Whenever the string "type" turns up in a line below, that line should be copied.

Start of DATA FOR PROCESSING

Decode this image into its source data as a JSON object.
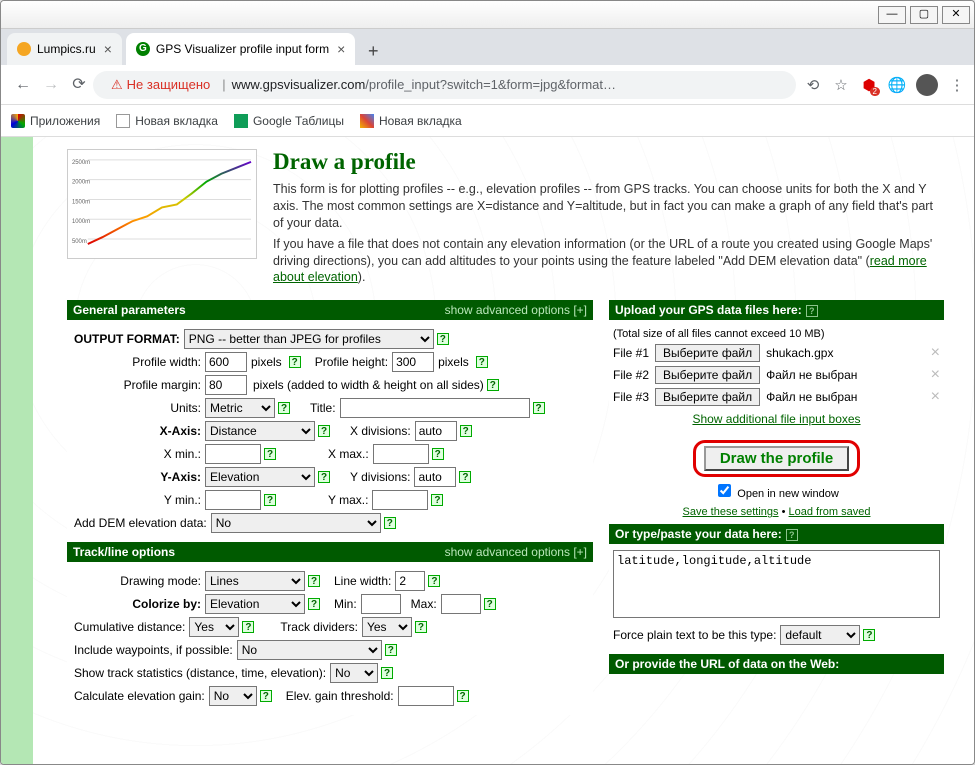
{
  "window": {
    "min": "—",
    "max": "▢",
    "close": "✕"
  },
  "tabs": [
    {
      "title": "Lumpics.ru",
      "favicon": "#f5a623",
      "active": false
    },
    {
      "title": "GPS Visualizer profile input form",
      "favicon_text": "G",
      "favicon_bg": "#008000",
      "active": true
    }
  ],
  "addressbar": {
    "security_text": "Не защищено",
    "host": "www.gpsvisualizer.com",
    "path": "/profile_input?switch=1&form=jpg&format…"
  },
  "bookmarks": [
    {
      "label": "Приложения",
      "icon": "apps"
    },
    {
      "label": "Новая вкладка",
      "icon": "page"
    },
    {
      "label": "Google Таблицы",
      "icon": "sheets"
    },
    {
      "label": "Новая вкладка",
      "icon": "photo"
    }
  ],
  "page": {
    "title": "Draw a profile",
    "p1": "This form is for plotting profiles -- e.g., elevation profiles -- from GPS tracks. You can choose units for both the X and Y axis. The most common settings are X=distance and Y=altitude, but in fact you can make a graph of any field that's part of your data.",
    "p2a": "If you have a file that does not contain any elevation information (or the URL of a route you created using Google Maps' driving directions), you can add altitudes to your points using the feature labeled \"Add DEM elevation data\" (",
    "p2link": "read more about elevation",
    "p2b": ")."
  },
  "general": {
    "header": "General parameters",
    "adv": "show advanced options [+]",
    "output_format_label": "OUTPUT FORMAT:",
    "output_format": "PNG -- better than JPEG for profiles",
    "width_label": "Profile width:",
    "width": "600",
    "pixels": "pixels",
    "height_label": "Profile height:",
    "height": "300",
    "margin_label": "Profile margin:",
    "margin": "80",
    "margin_note": "pixels (added to width & height on all sides)",
    "units_label": "Units:",
    "units": "Metric",
    "title_label": "Title:",
    "title": "",
    "xaxis_label": "X-Axis:",
    "xaxis": "Distance",
    "xdiv_label": "X divisions:",
    "xdiv": "auto",
    "xmin_label": "X min.:",
    "xmin": "",
    "xmax_label": "X max.:",
    "xmax": "",
    "yaxis_label": "Y-Axis:",
    "yaxis": "Elevation",
    "ydiv_label": "Y divisions:",
    "ydiv": "auto",
    "ymin_label": "Y min.:",
    "ymin": "",
    "ymax_label": "Y max.:",
    "ymax": "",
    "dem_label": "Add DEM elevation data:",
    "dem": "No"
  },
  "track": {
    "header": "Track/line options",
    "adv": "show advanced options [+]",
    "mode_label": "Drawing mode:",
    "mode": "Lines",
    "lwidth_label": "Line width:",
    "lwidth": "2",
    "colorize_label": "Colorize by:",
    "colorize": "Elevation",
    "min_label": "Min:",
    "min": "",
    "max_label": "Max:",
    "max": "",
    "cumdist_label": "Cumulative distance:",
    "cumdist": "Yes",
    "divider_label": "Track dividers:",
    "divider": "Yes",
    "waypoints_label": "Include waypoints, if possible:",
    "waypoints": "No",
    "stats_label": "Show track statistics (distance, time, elevation):",
    "stats": "No",
    "gain_label": "Calculate elevation gain:",
    "gain": "No",
    "thresh_label": "Elev. gain threshold:",
    "thresh": ""
  },
  "upload": {
    "header": "Upload your GPS data files here:",
    "note": "(Total size of all files cannot exceed 10 MB)",
    "files": [
      {
        "label": "File #1",
        "btn": "Выберите файл",
        "name": "shukach.gpx",
        "has": true
      },
      {
        "label": "File #2",
        "btn": "Выберите файл",
        "name": "Файл не выбран",
        "has": false
      },
      {
        "label": "File #3",
        "btn": "Выберите файл",
        "name": "Файл не выбран",
        "has": false
      }
    ],
    "more_link": "Show additional file input boxes",
    "draw_button": "Draw the profile",
    "newwin": "Open in new window",
    "save_link": "Save these settings",
    "load_link": "Load from saved"
  },
  "paste": {
    "header": "Or type/paste your data here:",
    "value": "latitude,longitude,altitude",
    "force_label": "Force plain text to be this type:",
    "force": "default"
  },
  "urlweb": {
    "header": "Or provide the URL of data on the Web:"
  },
  "chart_data": {
    "type": "line",
    "title": "",
    "xlabel": "",
    "ylabel": "",
    "x": [
      0,
      2,
      4,
      6,
      8,
      10,
      12,
      14,
      16,
      18,
      20
    ],
    "values": [
      500,
      700,
      900,
      1100,
      1200,
      1400,
      1450,
      1700,
      2000,
      2200,
      2300
    ],
    "ylim": [
      500,
      2500
    ]
  }
}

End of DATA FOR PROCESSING

SOLVED EXERCISE:
    "header": "Or type/paste your data here:",
    "force_label": "Force plain text to be this type:",
    "type": "line",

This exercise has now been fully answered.